Frank Pollack has turned to Boling's veteran leadership on the edge.

“I talk to Whit about a lot of things,” says Boling, the typical lineman adamant about not giving up secrets about secrets.

All kinds of tackles seem to talk to Whitworth. Young guys. Or guys like Glenn, who shared an agent with him and called to pick his brain. Or top veterans that shocked Whitworth by somehow getting his number during the offseason and giving him a call to get some info. It seems as if he’s a pied piper for tackles.

“I don’t know about that,” Whitworth says. “I love that opportunity. You play this position, left or right, it doesn’t matter, you play tackle in this day and age of the NFL with all this offense, you’ve got a hell of a task each week. You feel for those guys. I want them to succeed. You always have a lot of respect for guys that go out and do the job.”

So maybe they talk shop. Maybe they don’t. Anyway, here is Whitworth’s scouting report on Boling:

“You’re going to be playing guys that are completely different. Clint’s a very cerebral guy that understands that and he’s able to evaluate and have a plan to block his guy. He’s got a game plan every week.”

A big factor, he says, is the new, young quarterback.

“Most people just don’t realize how important it is to get a feel for the guy in the pocket,” Whitworth says. “All that stuff is a huge adjustment. From the outside it’s hard to imagine. But just where the quarterback is in the pocket and if he‘s going to hold it or not, or how he operates in the pocket, whether he moves up or stays where he is. All those things are factors in whether he plays well or not. That’s why all 11 are the key.”

The irony of it all is that the last time the Bengals played the Chargers on the road (nearly five years to the day on Dec. 1, 2013 in San Diego), Boling tore his ACL on the fifth play and Whitworth replaced him going from left tackle to left guard. The Bengals ended up running for 164 yards by running 15 more times than passing it and preserved a 17-10 win when they ran the ball the last seven plays of the game.

But this Sunday is a bigger task.

“Moving inside,” says Whitworth when asked what is the easiest move. “Not even close.”
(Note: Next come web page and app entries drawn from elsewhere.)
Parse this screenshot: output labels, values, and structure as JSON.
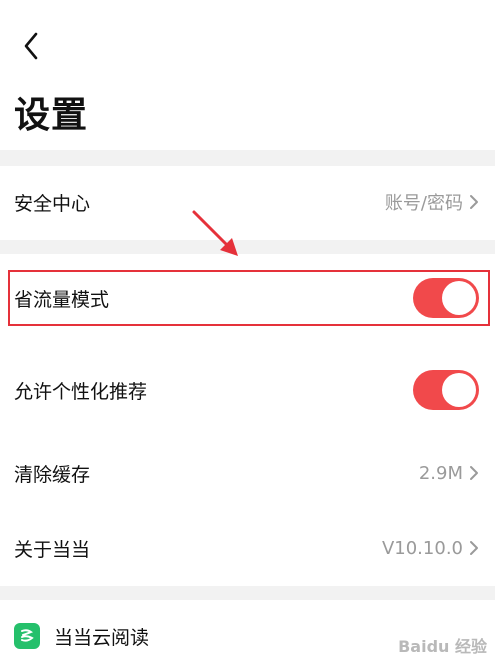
{
  "header": {
    "title": "设置"
  },
  "rows": {
    "security": {
      "label": "安全中心",
      "value": "账号/密码"
    },
    "data_saver": {
      "label": "省流量模式",
      "enabled": true
    },
    "personalized": {
      "label": "允许个性化推荐",
      "enabled": true
    },
    "clear_cache": {
      "label": "清除缓存",
      "value": "2.9M"
    },
    "about": {
      "label": "关于当当",
      "value": "V10.10.0"
    },
    "cloud_read": {
      "label": "当当云阅读"
    }
  },
  "colors": {
    "accent": "#f1494b",
    "highlight": "#e5313a",
    "app_green": "#25c06b"
  },
  "watermark": "Baidu 经验"
}
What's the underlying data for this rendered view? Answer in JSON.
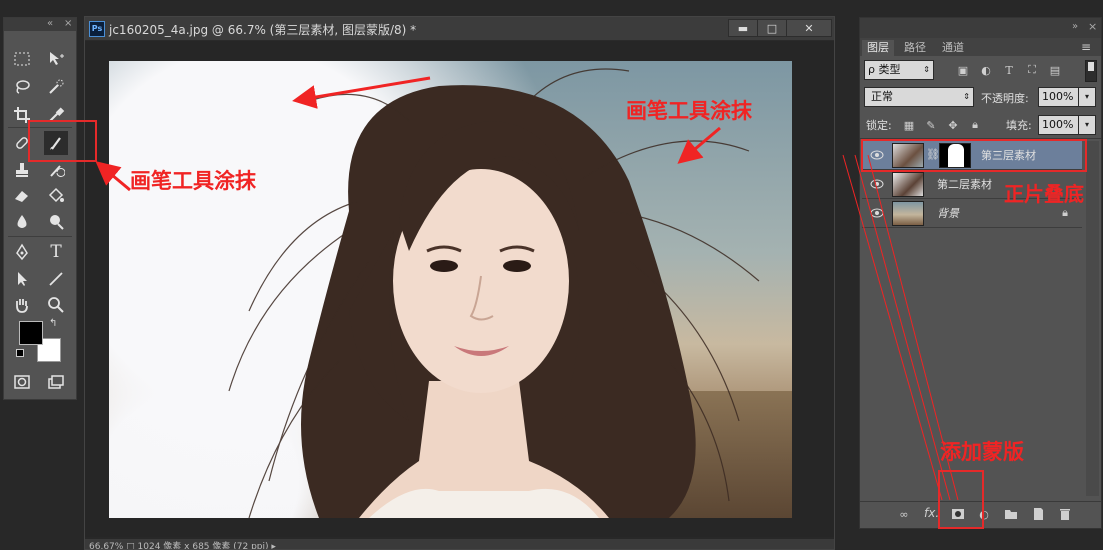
{
  "document": {
    "title": "jc160205_4a.jpg @ 66.7% (第三层素材, 图层蒙版/8) *",
    "status": "66.67%  □  1024 像素 x 685 像素 (72 ppi)  ▸"
  },
  "layers_panel": {
    "tabs": [
      "图层",
      "路径",
      "通道"
    ],
    "filter_label": "ρ 类型",
    "blend_mode": "正常",
    "opacity_label": "不透明度:",
    "opacity_value": "100%",
    "lock_label": "锁定:",
    "fill_label": "填充:",
    "fill_value": "100%",
    "layers": [
      {
        "name": "第三层素材",
        "selected": true,
        "has_mask": true
      },
      {
        "name": "第二层素材",
        "selected": false,
        "has_mask": false
      },
      {
        "name": "背景",
        "selected": false,
        "locked": true
      }
    ],
    "bottom_icons": [
      "link-icon",
      "fx-icon",
      "add-mask-icon",
      "adjustment-icon",
      "folder-icon",
      "new-layer-icon",
      "trash-icon"
    ],
    "fx_label": "fx."
  },
  "annotations": {
    "brush_tool_left": "画笔工具涂抹",
    "brush_tool_top": "画笔工具涂抹",
    "normal_overlay": "正片叠底",
    "add_mask": "添加蒙版",
    "color": "#f02424"
  },
  "colors": {
    "panel_bg": "#535353",
    "selected_layer": "#6c7f9b",
    "workspace": "#282828"
  }
}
The Bengals don’t see it as such a leap because of the guy making the jump.

“Clint’s a pro’s pro,” Pollack says. “It’s the highest compliment I can give a guy.”

Related Content

Advertising